Activity → Within the records below, find each line with the word "TradingView" and copy it out.

━━━━━━━━━━━━━━━━━━━━

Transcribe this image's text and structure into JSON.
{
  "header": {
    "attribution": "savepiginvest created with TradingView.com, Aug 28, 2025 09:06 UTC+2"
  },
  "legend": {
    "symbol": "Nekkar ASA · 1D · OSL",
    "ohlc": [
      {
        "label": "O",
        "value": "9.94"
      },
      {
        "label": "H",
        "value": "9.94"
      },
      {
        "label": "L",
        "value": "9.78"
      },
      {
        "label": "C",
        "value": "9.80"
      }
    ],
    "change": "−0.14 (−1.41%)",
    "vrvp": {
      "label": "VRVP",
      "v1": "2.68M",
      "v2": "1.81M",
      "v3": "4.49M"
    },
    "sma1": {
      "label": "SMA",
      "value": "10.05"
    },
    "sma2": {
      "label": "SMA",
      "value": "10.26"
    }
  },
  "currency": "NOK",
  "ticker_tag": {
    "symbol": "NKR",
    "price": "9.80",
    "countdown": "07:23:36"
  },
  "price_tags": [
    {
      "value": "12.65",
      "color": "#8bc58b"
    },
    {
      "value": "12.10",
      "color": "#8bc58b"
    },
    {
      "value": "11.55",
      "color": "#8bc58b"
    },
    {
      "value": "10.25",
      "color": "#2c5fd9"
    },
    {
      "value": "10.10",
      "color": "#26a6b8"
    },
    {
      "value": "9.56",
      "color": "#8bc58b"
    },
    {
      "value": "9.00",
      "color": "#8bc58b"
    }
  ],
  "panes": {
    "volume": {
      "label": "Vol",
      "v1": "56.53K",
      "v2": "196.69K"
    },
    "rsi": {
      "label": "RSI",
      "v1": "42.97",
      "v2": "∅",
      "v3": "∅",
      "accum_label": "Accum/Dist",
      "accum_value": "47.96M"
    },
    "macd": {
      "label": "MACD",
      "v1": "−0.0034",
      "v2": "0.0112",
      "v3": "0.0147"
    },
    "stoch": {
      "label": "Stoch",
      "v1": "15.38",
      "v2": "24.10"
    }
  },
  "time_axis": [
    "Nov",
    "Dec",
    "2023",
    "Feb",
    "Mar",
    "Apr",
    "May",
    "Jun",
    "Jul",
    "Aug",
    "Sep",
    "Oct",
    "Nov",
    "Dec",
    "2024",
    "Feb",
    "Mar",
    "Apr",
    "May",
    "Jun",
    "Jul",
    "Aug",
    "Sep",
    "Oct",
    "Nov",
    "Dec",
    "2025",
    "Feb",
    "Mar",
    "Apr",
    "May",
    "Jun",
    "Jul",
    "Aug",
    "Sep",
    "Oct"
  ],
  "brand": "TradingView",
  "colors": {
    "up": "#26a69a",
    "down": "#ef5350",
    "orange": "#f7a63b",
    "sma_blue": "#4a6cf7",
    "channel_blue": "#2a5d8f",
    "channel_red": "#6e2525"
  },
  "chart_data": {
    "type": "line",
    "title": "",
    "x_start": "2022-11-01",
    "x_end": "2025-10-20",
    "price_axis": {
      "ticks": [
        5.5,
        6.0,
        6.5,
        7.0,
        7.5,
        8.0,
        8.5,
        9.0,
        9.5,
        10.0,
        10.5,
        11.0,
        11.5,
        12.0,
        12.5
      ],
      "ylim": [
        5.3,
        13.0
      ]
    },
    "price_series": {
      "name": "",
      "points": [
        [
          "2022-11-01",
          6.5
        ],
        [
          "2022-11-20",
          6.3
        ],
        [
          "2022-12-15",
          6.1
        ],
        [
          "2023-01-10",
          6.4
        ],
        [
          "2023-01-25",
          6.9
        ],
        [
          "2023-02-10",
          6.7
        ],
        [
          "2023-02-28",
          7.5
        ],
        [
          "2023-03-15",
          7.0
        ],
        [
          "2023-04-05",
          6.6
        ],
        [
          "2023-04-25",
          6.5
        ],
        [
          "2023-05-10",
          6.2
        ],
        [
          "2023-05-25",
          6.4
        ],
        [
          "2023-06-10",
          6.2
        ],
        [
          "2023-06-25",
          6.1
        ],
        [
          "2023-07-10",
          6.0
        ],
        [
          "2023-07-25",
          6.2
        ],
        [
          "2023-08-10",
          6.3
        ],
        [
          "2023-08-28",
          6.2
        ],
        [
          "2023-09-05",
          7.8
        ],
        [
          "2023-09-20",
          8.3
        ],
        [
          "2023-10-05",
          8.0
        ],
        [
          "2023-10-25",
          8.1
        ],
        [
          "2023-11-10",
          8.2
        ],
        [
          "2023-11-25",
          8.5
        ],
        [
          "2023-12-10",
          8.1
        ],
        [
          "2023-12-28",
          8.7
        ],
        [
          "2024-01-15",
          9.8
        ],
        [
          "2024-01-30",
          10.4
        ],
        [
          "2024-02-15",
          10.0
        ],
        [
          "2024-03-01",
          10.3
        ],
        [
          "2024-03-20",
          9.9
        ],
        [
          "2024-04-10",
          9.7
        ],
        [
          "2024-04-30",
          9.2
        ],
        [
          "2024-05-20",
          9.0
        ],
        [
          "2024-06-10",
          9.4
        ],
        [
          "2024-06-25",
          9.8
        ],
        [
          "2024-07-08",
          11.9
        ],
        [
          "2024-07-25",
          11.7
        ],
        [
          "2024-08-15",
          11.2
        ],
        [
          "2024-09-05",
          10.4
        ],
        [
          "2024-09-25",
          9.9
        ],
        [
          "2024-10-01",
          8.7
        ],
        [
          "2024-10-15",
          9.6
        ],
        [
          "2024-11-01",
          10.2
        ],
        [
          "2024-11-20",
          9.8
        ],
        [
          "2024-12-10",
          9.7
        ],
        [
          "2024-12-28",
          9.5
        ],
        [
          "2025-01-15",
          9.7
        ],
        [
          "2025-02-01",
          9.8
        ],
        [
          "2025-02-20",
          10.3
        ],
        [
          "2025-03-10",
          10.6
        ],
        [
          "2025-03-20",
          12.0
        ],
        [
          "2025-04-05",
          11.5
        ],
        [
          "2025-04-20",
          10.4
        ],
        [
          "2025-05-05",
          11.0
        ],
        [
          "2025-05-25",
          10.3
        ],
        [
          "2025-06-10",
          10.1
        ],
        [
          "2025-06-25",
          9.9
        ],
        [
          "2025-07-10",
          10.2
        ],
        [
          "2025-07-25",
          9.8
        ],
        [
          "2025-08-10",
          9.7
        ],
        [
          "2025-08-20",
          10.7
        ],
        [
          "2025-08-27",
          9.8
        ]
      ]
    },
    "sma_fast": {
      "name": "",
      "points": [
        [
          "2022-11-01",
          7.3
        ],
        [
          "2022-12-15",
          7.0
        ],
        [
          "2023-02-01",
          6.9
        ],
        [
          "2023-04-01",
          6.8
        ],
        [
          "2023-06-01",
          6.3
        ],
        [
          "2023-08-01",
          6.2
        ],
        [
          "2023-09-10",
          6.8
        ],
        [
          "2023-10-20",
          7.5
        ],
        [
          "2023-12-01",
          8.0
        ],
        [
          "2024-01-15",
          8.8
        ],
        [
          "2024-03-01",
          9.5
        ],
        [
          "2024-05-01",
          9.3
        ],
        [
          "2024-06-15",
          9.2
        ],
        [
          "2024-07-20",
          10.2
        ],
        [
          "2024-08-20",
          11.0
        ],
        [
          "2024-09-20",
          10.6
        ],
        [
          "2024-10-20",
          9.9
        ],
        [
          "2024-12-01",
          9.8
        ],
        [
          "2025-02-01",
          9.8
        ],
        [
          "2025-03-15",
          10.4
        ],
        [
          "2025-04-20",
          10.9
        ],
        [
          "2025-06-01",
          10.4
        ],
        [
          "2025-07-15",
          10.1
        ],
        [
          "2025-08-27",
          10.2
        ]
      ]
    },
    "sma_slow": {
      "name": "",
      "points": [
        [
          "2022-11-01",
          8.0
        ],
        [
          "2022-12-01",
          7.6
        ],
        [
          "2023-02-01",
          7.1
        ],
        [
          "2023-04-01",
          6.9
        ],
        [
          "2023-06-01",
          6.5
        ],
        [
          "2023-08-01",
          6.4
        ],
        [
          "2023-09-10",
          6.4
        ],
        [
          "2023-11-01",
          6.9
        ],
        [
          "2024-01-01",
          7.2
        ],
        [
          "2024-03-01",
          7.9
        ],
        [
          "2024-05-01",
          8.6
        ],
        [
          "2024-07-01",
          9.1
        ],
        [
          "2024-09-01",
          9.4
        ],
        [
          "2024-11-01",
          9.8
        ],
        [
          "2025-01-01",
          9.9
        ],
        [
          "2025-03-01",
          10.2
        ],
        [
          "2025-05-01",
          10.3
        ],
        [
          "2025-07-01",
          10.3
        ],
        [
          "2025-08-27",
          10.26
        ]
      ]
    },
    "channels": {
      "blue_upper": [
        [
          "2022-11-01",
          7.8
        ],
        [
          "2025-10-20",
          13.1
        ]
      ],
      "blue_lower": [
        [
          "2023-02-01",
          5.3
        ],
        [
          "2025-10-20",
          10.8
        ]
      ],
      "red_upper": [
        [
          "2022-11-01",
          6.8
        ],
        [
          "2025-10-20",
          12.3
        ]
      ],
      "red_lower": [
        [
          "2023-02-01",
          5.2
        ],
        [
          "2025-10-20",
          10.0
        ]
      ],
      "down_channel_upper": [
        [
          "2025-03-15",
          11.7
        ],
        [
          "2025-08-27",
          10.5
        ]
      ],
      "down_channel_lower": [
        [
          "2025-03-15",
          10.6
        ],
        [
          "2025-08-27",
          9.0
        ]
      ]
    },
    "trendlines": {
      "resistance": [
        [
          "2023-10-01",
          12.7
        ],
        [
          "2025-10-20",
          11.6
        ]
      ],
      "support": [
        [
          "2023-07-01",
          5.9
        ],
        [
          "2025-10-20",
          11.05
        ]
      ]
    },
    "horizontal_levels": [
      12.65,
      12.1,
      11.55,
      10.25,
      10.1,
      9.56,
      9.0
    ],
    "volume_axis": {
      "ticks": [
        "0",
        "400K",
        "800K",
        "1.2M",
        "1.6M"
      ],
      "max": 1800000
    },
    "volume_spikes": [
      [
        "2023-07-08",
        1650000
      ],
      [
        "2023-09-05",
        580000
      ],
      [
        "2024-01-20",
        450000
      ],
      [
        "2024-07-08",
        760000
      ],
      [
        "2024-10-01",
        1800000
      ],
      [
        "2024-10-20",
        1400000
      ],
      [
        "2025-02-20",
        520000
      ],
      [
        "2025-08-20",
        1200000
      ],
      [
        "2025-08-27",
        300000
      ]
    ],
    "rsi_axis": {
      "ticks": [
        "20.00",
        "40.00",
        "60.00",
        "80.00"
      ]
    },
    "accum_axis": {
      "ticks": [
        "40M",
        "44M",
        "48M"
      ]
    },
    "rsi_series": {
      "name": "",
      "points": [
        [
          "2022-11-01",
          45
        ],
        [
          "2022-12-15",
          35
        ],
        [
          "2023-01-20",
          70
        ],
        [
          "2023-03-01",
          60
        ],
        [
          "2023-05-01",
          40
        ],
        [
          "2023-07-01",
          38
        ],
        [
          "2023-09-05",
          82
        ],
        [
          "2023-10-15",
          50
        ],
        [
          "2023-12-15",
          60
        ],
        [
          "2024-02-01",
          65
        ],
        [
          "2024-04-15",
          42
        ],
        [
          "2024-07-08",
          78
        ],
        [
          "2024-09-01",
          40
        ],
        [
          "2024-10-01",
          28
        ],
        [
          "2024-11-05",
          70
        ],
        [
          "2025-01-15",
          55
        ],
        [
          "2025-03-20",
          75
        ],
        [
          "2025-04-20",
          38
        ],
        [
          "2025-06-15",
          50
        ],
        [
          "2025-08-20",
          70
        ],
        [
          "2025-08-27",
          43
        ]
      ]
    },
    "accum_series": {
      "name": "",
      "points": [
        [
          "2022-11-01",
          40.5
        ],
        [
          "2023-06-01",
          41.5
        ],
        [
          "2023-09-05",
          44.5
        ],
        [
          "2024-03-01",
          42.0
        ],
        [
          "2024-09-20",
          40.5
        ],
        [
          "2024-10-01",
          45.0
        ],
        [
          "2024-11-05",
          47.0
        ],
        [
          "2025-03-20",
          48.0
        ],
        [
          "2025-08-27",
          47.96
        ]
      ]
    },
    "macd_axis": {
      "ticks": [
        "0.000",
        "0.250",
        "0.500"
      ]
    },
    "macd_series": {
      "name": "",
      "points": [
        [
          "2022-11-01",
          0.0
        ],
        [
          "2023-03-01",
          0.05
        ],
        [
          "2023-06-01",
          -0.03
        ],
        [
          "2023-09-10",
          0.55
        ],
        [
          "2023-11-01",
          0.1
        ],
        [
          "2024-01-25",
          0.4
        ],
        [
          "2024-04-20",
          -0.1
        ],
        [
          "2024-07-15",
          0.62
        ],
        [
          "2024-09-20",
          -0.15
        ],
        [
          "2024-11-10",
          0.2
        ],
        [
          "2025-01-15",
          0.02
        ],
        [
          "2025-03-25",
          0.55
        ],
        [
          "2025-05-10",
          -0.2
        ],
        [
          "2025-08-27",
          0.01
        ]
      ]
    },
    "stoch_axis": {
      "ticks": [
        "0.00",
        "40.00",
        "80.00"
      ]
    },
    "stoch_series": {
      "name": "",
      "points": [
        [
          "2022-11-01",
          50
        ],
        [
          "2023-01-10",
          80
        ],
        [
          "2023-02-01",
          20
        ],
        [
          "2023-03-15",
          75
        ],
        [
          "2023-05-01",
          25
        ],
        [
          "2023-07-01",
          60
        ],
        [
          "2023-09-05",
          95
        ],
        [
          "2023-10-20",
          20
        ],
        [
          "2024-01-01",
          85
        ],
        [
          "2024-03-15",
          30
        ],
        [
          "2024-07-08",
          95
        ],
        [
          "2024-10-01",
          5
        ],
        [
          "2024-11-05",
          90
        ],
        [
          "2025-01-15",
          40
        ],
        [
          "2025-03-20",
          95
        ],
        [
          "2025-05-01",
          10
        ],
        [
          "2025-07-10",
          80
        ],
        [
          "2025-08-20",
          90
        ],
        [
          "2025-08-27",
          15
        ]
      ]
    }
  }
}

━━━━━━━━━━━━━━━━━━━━

Expected answer →
    "attribution": "savepiginvest created with TradingView.com, Aug 28, 2025 09:06 UTC+2"
  "brand": "TradingView",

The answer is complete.